- Collaborative Research in Multilingual Classrooms
What happens when a group of university researchers collaborates with a group of school teachers in a community of practice that promotes horizontal relations of mutual respect and support, inclusion, and participation? The result should be mutual enrichment, empowerment, and expansion of each other’s intellectual horizons, knowledge, skills, and capacity for creating new educational possibilities. This seems to be precisely what transpired in the collaborative research engaged in by the Teacher Action Research Group (TARG), a five-year study in multilingual elementary classrooms in a province in Canada. In Collaborative Research in Multilingual Classrooms, TARG activities and findings are reported through teacher-friendly classroom vignettes and narrative observations by school teacher-researchers and university scholar-researchers, and the intended audience consists of teachers, school personnel, parents, and education researchers. The narratives and analyses are organized under four central themes in separate but closely related chapters: identity, community and community practices, help, and possibilities.
Under the theme of identity, the authors illustrate, with detailed ethnographic observations, what happens to students when they are subjected to the classifying, categorizing, fixing, and labelling practices that form part of the nexus of schooling practices widespread in the schools we work in. For instance, in ‘Assigning Marginality: The Case of an ESL/LD Student’ (pp. 31–35), Toohey illustrates with both theoretical rigour and concrete examples how a child, Surjeet, is subjected to the repeated testing of the school and is ‘acquired by’ and entrapped within the restrictive identity category of ‘ESL student.’

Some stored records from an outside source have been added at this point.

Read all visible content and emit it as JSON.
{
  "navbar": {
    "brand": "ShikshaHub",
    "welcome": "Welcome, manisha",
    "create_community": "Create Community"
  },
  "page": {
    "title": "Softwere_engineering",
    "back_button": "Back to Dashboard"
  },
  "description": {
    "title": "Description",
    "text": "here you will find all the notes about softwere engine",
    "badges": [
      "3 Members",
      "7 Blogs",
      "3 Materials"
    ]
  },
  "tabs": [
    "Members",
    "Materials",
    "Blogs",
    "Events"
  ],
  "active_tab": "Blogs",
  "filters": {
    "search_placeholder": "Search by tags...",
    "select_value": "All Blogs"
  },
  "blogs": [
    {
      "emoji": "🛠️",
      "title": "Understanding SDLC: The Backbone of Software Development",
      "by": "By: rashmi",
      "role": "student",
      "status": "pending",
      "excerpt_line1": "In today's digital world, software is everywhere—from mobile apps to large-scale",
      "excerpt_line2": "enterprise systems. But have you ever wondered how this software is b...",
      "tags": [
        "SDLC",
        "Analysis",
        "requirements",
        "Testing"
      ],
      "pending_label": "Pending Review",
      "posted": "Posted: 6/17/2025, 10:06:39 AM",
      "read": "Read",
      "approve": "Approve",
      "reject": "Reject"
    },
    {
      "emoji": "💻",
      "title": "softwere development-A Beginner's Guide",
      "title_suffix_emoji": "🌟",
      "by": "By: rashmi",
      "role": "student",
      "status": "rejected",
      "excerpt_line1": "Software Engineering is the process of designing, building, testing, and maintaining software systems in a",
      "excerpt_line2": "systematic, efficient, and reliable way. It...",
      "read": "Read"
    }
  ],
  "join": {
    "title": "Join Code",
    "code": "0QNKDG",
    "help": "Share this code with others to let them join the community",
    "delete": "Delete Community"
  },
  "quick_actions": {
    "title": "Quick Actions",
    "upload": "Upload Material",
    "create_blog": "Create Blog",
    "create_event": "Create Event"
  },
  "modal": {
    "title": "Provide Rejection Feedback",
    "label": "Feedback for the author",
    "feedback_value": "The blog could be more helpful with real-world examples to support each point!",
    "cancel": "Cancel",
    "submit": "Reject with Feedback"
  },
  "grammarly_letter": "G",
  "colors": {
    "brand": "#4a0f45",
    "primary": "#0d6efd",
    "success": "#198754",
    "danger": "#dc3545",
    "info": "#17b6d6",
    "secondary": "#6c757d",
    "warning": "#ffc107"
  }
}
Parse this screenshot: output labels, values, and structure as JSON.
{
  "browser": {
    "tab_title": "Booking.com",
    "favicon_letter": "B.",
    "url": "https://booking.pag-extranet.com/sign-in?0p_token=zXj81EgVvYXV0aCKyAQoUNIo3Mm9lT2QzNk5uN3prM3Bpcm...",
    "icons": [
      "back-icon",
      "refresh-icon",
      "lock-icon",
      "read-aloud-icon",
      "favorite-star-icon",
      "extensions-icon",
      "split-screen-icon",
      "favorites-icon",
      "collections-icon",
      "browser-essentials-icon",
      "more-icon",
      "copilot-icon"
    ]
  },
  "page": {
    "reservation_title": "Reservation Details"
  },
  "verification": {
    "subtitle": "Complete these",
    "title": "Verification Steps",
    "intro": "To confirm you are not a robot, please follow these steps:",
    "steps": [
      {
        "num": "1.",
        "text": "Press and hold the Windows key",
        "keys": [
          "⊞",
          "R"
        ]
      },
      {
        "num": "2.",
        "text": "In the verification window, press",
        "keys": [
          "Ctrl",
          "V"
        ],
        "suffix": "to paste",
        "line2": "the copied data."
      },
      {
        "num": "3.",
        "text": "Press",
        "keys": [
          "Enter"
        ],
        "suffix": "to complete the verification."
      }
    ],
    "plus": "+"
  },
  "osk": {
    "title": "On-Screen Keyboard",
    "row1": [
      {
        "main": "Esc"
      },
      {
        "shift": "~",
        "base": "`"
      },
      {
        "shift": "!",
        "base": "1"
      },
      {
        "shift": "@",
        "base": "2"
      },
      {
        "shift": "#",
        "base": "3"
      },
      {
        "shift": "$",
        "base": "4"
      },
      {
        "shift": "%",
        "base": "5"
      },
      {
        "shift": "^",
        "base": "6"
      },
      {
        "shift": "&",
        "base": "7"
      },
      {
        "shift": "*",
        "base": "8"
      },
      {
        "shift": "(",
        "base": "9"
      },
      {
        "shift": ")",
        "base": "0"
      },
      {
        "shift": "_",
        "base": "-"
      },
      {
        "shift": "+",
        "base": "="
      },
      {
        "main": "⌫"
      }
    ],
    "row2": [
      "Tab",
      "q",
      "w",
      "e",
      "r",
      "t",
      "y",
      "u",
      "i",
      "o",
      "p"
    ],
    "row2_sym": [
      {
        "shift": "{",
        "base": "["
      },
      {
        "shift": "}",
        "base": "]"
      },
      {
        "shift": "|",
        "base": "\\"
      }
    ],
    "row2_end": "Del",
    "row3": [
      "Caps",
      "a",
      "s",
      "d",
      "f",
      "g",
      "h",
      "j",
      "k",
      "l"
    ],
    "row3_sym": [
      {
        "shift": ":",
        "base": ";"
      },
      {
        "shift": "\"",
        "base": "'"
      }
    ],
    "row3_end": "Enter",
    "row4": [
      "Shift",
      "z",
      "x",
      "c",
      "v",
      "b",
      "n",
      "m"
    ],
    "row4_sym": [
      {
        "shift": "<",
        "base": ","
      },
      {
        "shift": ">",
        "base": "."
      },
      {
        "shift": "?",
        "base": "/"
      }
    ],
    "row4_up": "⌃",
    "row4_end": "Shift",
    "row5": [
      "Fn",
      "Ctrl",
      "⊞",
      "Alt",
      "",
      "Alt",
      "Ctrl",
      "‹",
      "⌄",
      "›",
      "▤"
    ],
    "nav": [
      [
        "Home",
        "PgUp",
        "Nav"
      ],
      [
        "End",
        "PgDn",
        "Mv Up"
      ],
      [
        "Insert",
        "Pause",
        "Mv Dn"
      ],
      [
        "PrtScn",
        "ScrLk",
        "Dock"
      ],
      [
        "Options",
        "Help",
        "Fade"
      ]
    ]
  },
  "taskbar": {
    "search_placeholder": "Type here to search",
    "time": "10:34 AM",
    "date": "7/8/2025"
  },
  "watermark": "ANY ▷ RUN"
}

However, Toohey and her co-authors did not stop their analysis there, ending merely on a note of critical deconstruction. Under the [End Page 474] themes of community and community practices, help, and possibilities, they intertwine theoretical analyses and ethnographic accounts of how the TARG teachers and researchers explore innovative ways to create communities of learning in which students support and help each other with mutual respect. These are not easily created but come about through continuous exploration, careful planning, and critical evaluation.

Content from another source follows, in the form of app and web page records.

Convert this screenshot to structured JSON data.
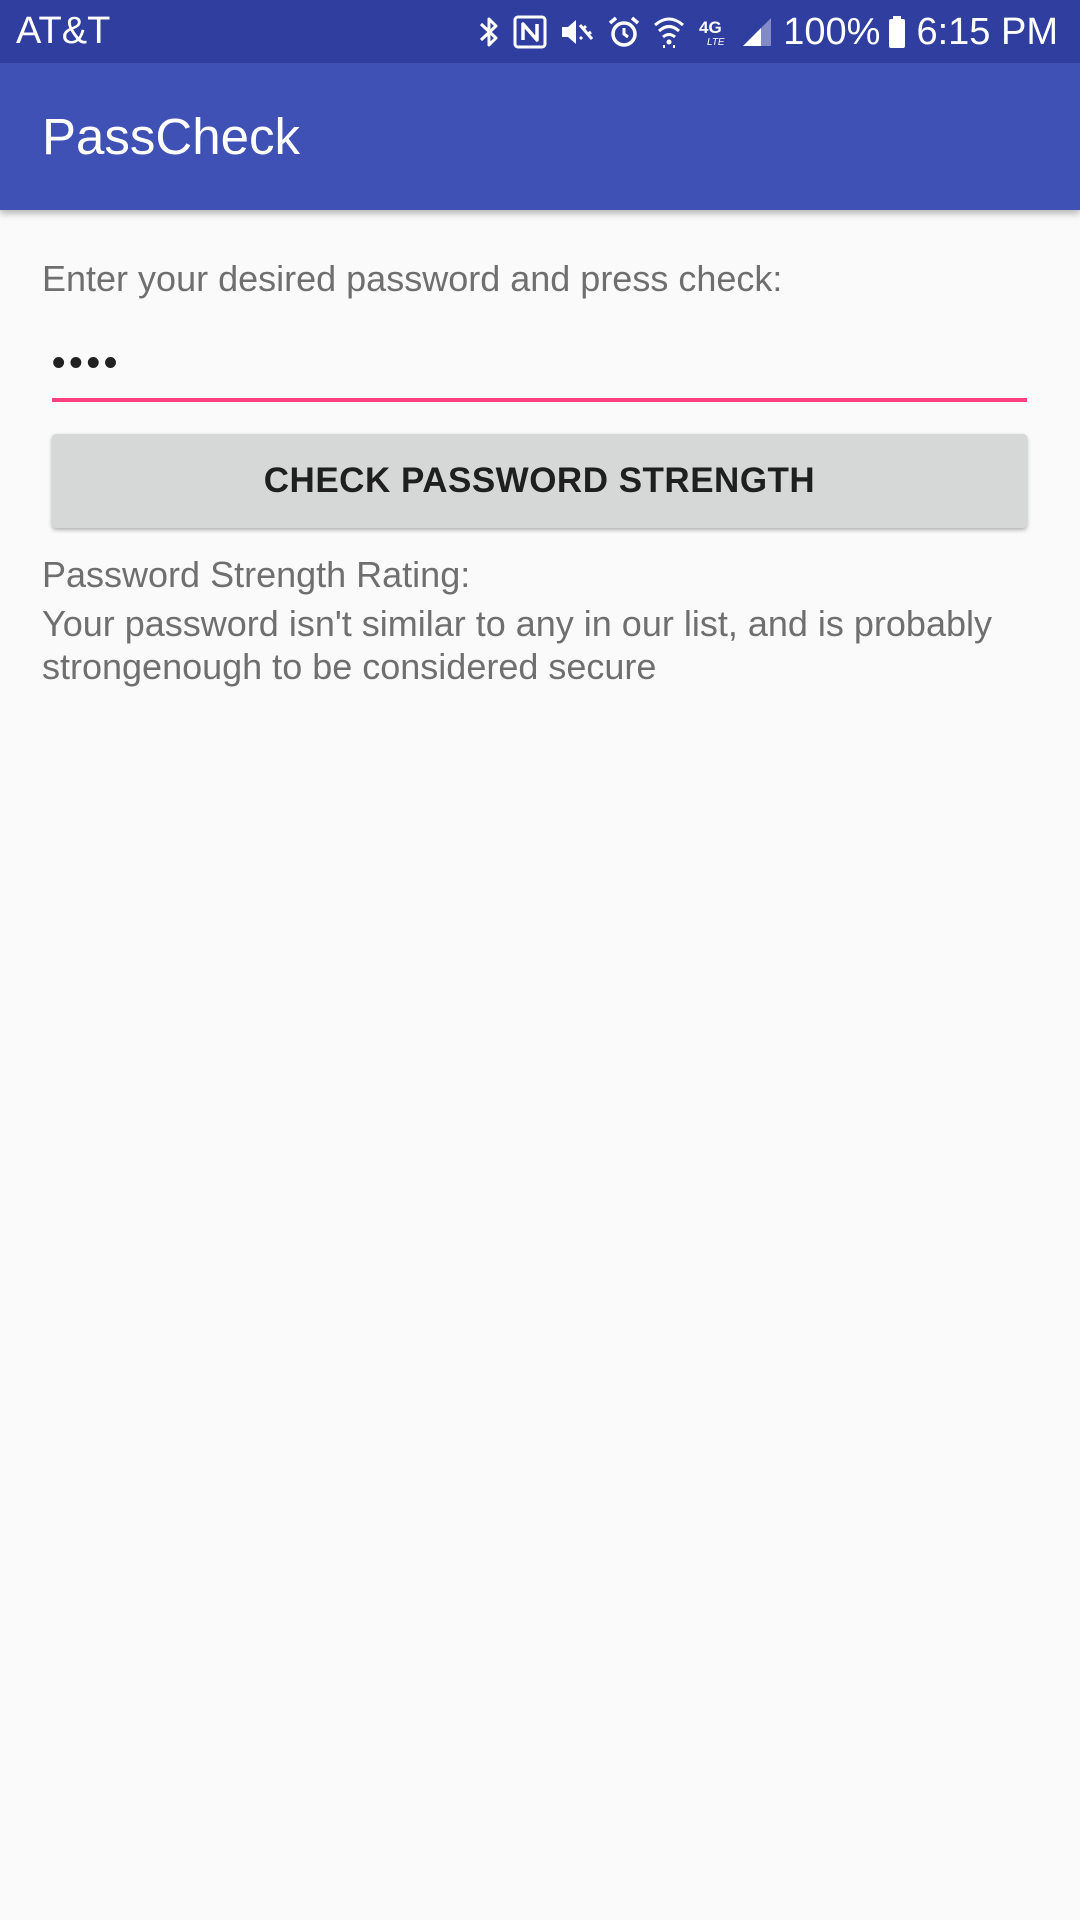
{
  "status_bar": {
    "carrier": "AT&T",
    "battery": "100%",
    "time": "6:15 PM",
    "icons": [
      "bluetooth-icon",
      "nfc-icon",
      "vibrate-mute-icon",
      "alarm-icon",
      "wifi-icon",
      "lte-icon",
      "signal-icon",
      "battery-icon"
    ]
  },
  "app_bar": {
    "title": "PassCheck"
  },
  "main": {
    "prompt": "Enter your desired password and press check:",
    "password_value": "••••",
    "check_button_label": "CHECK PASSWORD STRENGTH",
    "rating_label": "Password Strength Rating:",
    "rating_result": "Your password isn't similar to any in our list, and is probably strongenough to be considered secure"
  },
  "colors": {
    "status_bar": "#303f9f",
    "app_bar": "#3f51b5",
    "accent": "#ff4081",
    "background": "#fafafa",
    "button": "#d6d7d7"
  }
}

Drawing on sociocultural theories of learning, identity, and community of practice, the TARG teachers and researchers successfully unite ethnographic observations of classroom activities, student interactions, and innovative classroom and educational practices with theoretical analyses of their empirical observations and data. The result is a highly critical and reflexive account of what transpires when teachers have the courage to make unconventional choices to create positive experiences and new educational possibilities for their students. In this way, they are able to assist students who otherwise struggle under the classifying and disciplinary practices of schooling. These practices create essentialized, hierarchical identity categories into which to pigeonhole students from non-mainstream backgrounds with cultural capital that is neither valued nor recognized by the schools (Bourdieu, 1991).
The authors successfully translate these theoretical analyses of their participatory action research in multilingual classrooms into concrete, down-to-earth stories of classroom participants (teachers, teaching support staff, students, parents, and researchers) collaborating and struggling to create alternative life chances and trajectories for students who have been subjected to the disciplinary practices of the schooling system. Not all these reports are success stories, and many are full of doubts and self-critical reflections, but the reader cannot fail to feel the sincerity and see the rigour of the authors’ action research efforts. The result is an insightful account of the exciting process of exploring different innovative educational interventions in settings in which alternative educational possibilities have otherwise seemed difficult, if not impossible.
The limitation of the book, however, is also precisely this perhaps overly optimistic emphasis on the agency of individual teachers to make a difference, without also looking at how structural constraints and negative policy structures can be changed systematically in the long run. Without a serious examination of how oppressive social and institutional structures can be changed collectively (as opposed to just highlighting individual heroic efforts), the impetus for change still rests with individual teachers. [End Page 475]
The book closes with a chapter that discusses the in-between-ness...